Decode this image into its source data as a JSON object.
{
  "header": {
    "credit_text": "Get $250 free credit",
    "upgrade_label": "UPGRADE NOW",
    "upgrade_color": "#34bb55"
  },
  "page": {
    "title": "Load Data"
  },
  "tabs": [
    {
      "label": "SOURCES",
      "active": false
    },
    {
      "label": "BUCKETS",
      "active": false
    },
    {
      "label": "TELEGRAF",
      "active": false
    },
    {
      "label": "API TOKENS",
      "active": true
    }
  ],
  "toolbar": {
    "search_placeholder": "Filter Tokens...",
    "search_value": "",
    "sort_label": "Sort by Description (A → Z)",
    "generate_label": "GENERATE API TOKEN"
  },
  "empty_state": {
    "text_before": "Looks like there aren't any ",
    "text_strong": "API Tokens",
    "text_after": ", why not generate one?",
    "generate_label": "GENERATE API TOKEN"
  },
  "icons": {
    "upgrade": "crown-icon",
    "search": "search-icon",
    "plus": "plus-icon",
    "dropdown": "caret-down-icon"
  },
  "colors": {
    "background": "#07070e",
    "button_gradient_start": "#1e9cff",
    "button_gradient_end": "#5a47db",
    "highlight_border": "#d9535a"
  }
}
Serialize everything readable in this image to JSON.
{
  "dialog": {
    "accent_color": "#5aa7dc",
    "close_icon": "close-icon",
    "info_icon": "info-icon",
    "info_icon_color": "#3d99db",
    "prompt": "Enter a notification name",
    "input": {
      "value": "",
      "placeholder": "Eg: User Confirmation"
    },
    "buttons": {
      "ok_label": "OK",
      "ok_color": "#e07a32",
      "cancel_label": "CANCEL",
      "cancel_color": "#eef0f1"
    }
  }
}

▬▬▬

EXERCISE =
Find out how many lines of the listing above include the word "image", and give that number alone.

RESPONSE AREA =
2